The question posed above can only be answered by the actualities surfacing throughout the countries that have taken the step towards renewable energy development:
- In US, solar energy is creating 13.7 jobs per million dollars spent, surpassing fossil fuels (coal, oil, natural gas) as it creates 12.1 jobs per million spent.
- Solar industry has created 416,000 jobs in India in 2015 and 1,017,800 jobs are expected be created within 2022.
- Brazil has hopes of creating 60,000 to 90,000 new jobs by the year 2018.
- European Union is expecting to create +1.25 million economy-wide renewable energy jobs by 2030, reducing 40% greenhouse gas emissions.
- Mexico is expecting to create +134,000 jobs in renewable energy sector by 2030.

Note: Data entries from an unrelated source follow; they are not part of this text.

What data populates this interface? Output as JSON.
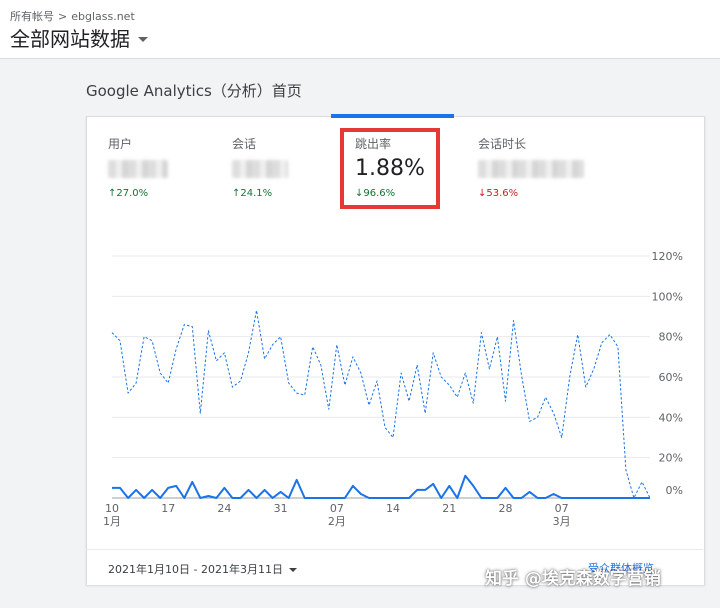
{
  "breadcrumb": {
    "account": "所有帐号",
    "separator": ">",
    "property": "ebglass.net"
  },
  "header": {
    "title": "全部网站数据"
  },
  "section": {
    "title": "Google Analytics（分析）首页"
  },
  "metrics": [
    {
      "label": "用户",
      "value": "",
      "change": "↑27.0%",
      "direction": "up"
    },
    {
      "label": "会话",
      "value": "",
      "change": "↑24.1%",
      "direction": "up"
    },
    {
      "label": "跳出率",
      "value": "1.88%",
      "change": "↓96.6%",
      "direction": "down-good"
    },
    {
      "label": "会话时长",
      "value": "",
      "change": "↓53.6%",
      "direction": "down"
    }
  ],
  "colors": {
    "accent": "#1a73e8",
    "highlight": "#e53935",
    "up": "#137333",
    "down": "#c5221f"
  },
  "chart_data": {
    "type": "line",
    "y_ticks": [
      "0%",
      "20%",
      "40%",
      "60%",
      "80%",
      "100%",
      "120%"
    ],
    "ylim": [
      0,
      120
    ],
    "x_ticks": [
      {
        "day": "10",
        "month": "1月"
      },
      {
        "day": "17",
        "month": ""
      },
      {
        "day": "24",
        "month": ""
      },
      {
        "day": "31",
        "month": ""
      },
      {
        "day": "07",
        "month": "2月"
      },
      {
        "day": "14",
        "month": ""
      },
      {
        "day": "21",
        "month": ""
      },
      {
        "day": "28",
        "month": ""
      },
      {
        "day": "07",
        "month": "3月"
      }
    ],
    "series": [
      {
        "style": "dashed",
        "values": [
          82,
          78,
          52,
          57,
          80,
          78,
          62,
          57,
          74,
          86,
          85,
          42,
          83,
          68,
          72,
          55,
          58,
          72,
          93,
          69,
          76,
          80,
          57,
          52,
          51,
          75,
          66,
          44,
          76,
          56,
          70,
          62,
          46,
          58,
          35,
          30,
          62,
          48,
          66,
          42,
          72,
          60,
          56,
          50,
          62,
          47,
          82,
          64,
          80,
          48,
          88,
          61,
          38,
          40,
          50,
          42,
          30,
          60,
          81,
          55,
          64,
          77,
          81,
          75,
          14,
          0,
          8,
          0
        ]
      },
      {
        "style": "solid",
        "values": [
          5,
          5,
          0,
          4,
          0,
          4,
          0,
          5,
          6,
          0,
          8,
          0,
          1,
          0,
          5,
          0,
          0,
          4,
          0,
          4,
          0,
          3,
          0,
          9,
          0,
          0,
          0,
          0,
          0,
          0,
          6,
          2,
          0,
          0,
          0,
          0,
          0,
          0,
          4,
          4,
          7,
          0,
          6,
          0,
          11,
          6,
          0,
          0,
          0,
          5,
          0,
          0,
          3,
          0,
          0,
          2,
          0,
          0,
          0,
          0,
          0,
          0,
          0,
          0,
          0,
          0,
          0,
          0
        ]
      }
    ]
  },
  "footer": {
    "date_range": "2021年1月10日 - 2021年3月11日",
    "report_link": "受众群体概览"
  },
  "watermark": "知乎 @埃克森数字营销"
}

- United Kingdom can create +70,000 net employment in renewable energy by 2030.
- Renewable energy is expecting to create 24 million jobs by 2030 globally.
The opportunity to re-structure economy and create jobs is so tangible with renewable energy ventures, that developing countries are betting huge on it, shifting from conventional energy. A closer look at developing countries highlight, that rising cost of conventional energy (due to their limited reserves) has made it impossible for developing countries to initiate any kind of progress (since energy is the life force of development). Countries like Bangladesh and Mongolia have shown the way out to developing countries by adopting small scale (and low cost) solar power to light up homes. And now, countries are eager to invest in renewable energy. In 2016, $286 billion was spent on renewable energy, surpassing fossil fuel’s $130 billion investment. And within that $286 billion, near about $131.56 billion was invested by developing countries like- India, Brazil, China.
Switching On Economic Reform
Increasing share of renewables in global energy industry can increase the global GDP from 0.6 per cent to 1.1 per cent by 2030, which will roughly translate into USD 700 billion to USD 1.3 trillion. This clearly indicates that a better infrastructure will be up and running, trying to offer a better lifestyle to the growing world population. Judging from the changes that will surface with increased renewable energy usage in sectors like health, education, environment, and economy, global welfare is expected to rise by almost 2.7 per cent. Shift towards green energy, will create new markets for trading. Moreover, it will impact the fossil fuel market, reducing its global investment, and saving billions of dollars for countries, which can be thrust back into development oriented initiatives (infrastructural and social, eventually leading to economic reform).
The Present Picture
Fortunately, countries have taken initiatives to avoid such calamity by adopting and investing in renewables. For example, we can highlight Saudi Arabia’s (one of the largest fossil fuel exporters) efforts (investing $30 billion and $50 billion to reach 3,450 MW renewable energy target by 2020) towards renewable energy. India is also making great strides to change its carbon footprint. The country is quickly enhancing its green energy capacity standing at over 9 GW capacity in solar, from being the fourth largest consumer and importer of petroleum & crude oil in 2015.
As the PV manufacturing reaches scale, the shift from fossil fuel to green energy will be easy for countries. And self-interested energy users would select solar to gain energy security, while contributing to the economic reform that promises a better and bright future for all.
Worldo meters: http://www.worldometers.info/world-population/
Renewable energy world: http://www.renewableenergyworld.com/articles/2016/10/clinton-says-the-clean-energy-economy-will-create-millions-of-jobs-can-it.html
Consortium news: https://consortiumnews.com/2016/11/29/how-clean-energy-can-create-jobs/
Carbon price modelling: http://carbonpricemodelling.treasury.gov.au/content/overview/page13.asp
The Guardian: https://www.theguardian.com/sustainable-business/2015/aug/07/world-bank-clean-energy-is-the-solution-to-poverty-not-coal